CRS and its partner KMSS Hakha aim to increase the availability of maize of food insecure households in maize-growing areas. The FRB-funded program will directly train and support 22,400 men and women in the production of good grain and seed, and how to securely store them.
In Bago region, CRS and KMSS Yangon are working to improve food security via improved rice paddy production and storage in 10 villages for approximately 2,700 individuals. The people there are mainly of Kayin ethnicity and until a few years ago, the area experienced conflict between the Kayin National Union (KNU) and the Myanmar Military Government.
In the project area, yields of paddy are significantly lower than what can be expected due to a combination of factors including traditional low yielding varieties, poor seed quality, weather and limited time and labor availability for agricultural operations during the monsoon months. What is harvested and stored is exposed to significant losses due to mold, weevils, rats and birds. The project also assists with training and registering Community Animal Health Workers who provide services to livestock owned at the household level.
Children in Myanmar have limited opportunities to access quality education, and it is particularly challenging for children with disabilities (CWDs). The prevalence of PWDs in Myanmar is high, where 1 in 10 persons in a household have a disability. According to the First Myanmar National Disability Survey, nearly 1 in 2 people with disabilities have never attended school.
To confront these challenges, CRS provides support to its partner KMSS Pathein, Ayeyarwady Region, to provide inclusive education for children with disabilities. CRS and its partners are training 110 teachers on inclusive education practices, providing medical screenings and support to children with disabilities, adapting school infrastructure to the needs of the disabled, and developing savings groups so parents can save income to pay for their child’s education and transportation needs.

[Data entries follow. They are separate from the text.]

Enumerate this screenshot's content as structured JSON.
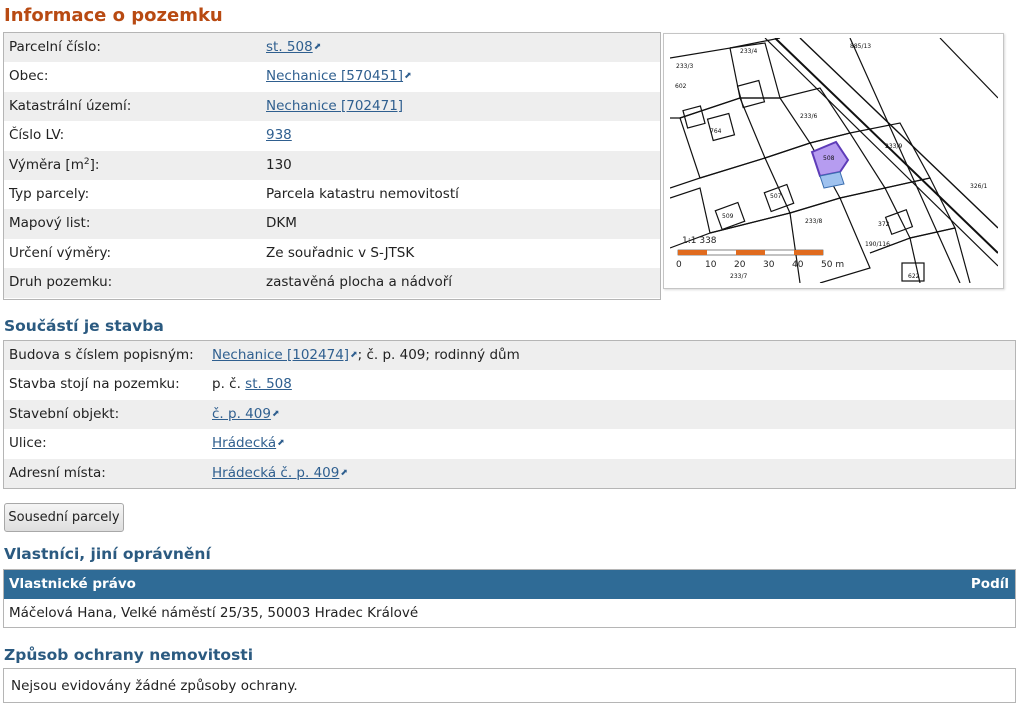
{
  "page_title": "Informace o pozemku",
  "parcel": {
    "rows": [
      {
        "label": "Parcelní číslo:",
        "value": "st. 508",
        "link": true,
        "ext": true
      },
      {
        "label": "Obec:",
        "value": "Nechanice [570451]",
        "link": true,
        "ext": true
      },
      {
        "label": "Katastrální území:",
        "value": "Nechanice [702471]",
        "link": true,
        "ext": false
      },
      {
        "label": "Číslo LV:",
        "value": "938",
        "link": true,
        "ext": false
      },
      {
        "label_pre": "Výměra [m",
        "label_sup": "2",
        "label_post": "]:",
        "value": "130",
        "link": false
      },
      {
        "label": "Typ parcely:",
        "value": "Parcela katastru nemovitostí",
        "link": false
      },
      {
        "label": "Mapový list:",
        "value": "DKM",
        "link": false
      },
      {
        "label": "Určení výměry:",
        "value": "Ze souřadnic v S-JTSK",
        "link": false
      },
      {
        "label": "Druh pozemku:",
        "value": "zastavěná plocha a nádvoří",
        "link": false
      }
    ]
  },
  "map": {
    "scale_text": "1:1 338",
    "scale_ticks": [
      "0",
      "10",
      "20",
      "30",
      "40",
      "50 m"
    ],
    "parcel_numbers": [
      "233/3",
      "233/4",
      "602",
      "764",
      "233/6",
      "507",
      "233/9",
      "508",
      "233/8",
      "372",
      "190/116",
      "622",
      "233/7",
      "885/13",
      "326/1",
      "509"
    ],
    "highlight_color": "#b69cf0",
    "highlight_outline": "#5e3cb8"
  },
  "building": {
    "title": "Součástí je stavba",
    "rows": [
      {
        "label": "Budova s číslem popisným:",
        "link": "Nechanice [102474]",
        "ext": true,
        "suffix": "; č. p. 409; rodinný dům"
      },
      {
        "label": "Stavba stojí na pozemku:",
        "prefix": "p. č. ",
        "link": "st. 508",
        "ext": false
      },
      {
        "label": "Stavební objekt:",
        "link": "č. p. 409",
        "ext": true
      },
      {
        "label": "Ulice:",
        "link": "Hrádecká",
        "ext": true
      },
      {
        "label": "Adresní místa:",
        "link": "Hrádecká č. p. 409",
        "ext": true
      }
    ]
  },
  "neighbors_button": "Sousední parcely",
  "owners": {
    "title": "Vlastníci, jiní oprávnění",
    "col_right": "Vlastnické právo",
    "col_share": "Podíl",
    "owner": "Máčelová Hana, Velké náměstí 25/35, 50003 Hradec Králové"
  },
  "protection": {
    "title": "Způsob ochrany nemovitosti",
    "text": "Nejsou evidovány žádné způsoby ochrany."
  }
}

Mine Risk Education & Victim Assistance
CRS has been engaged in mine risk education and explosive remnants of war programs in Myanmar since January 2013 and currently implements project activities in 3 states in partnership with the KMSS National Office and 3 diocesan offices. The project works in 41 villages reducing the impact of landmines and building trust between local and national officials and ethnic minority populations by reducing the risk of mine accidents and improving the quality of life of landmine survivors. CRS has directly supported 7,366 individuals in building awareness regarding the dangers of mines and how to avoid them, as well as providing landmine survivors with improved first aid and life support when an accident occurs. CRS and partners also refer survivors and persons with disabilities to available social services for long-term improved quality of life.
Catholic Relief Services has assisted the Myanmar Church’s Justice and Peace Commission (Myanmar Catholic Conference of Bishops) on peacebuilding initiatives. Working at a time when civil society was closed in...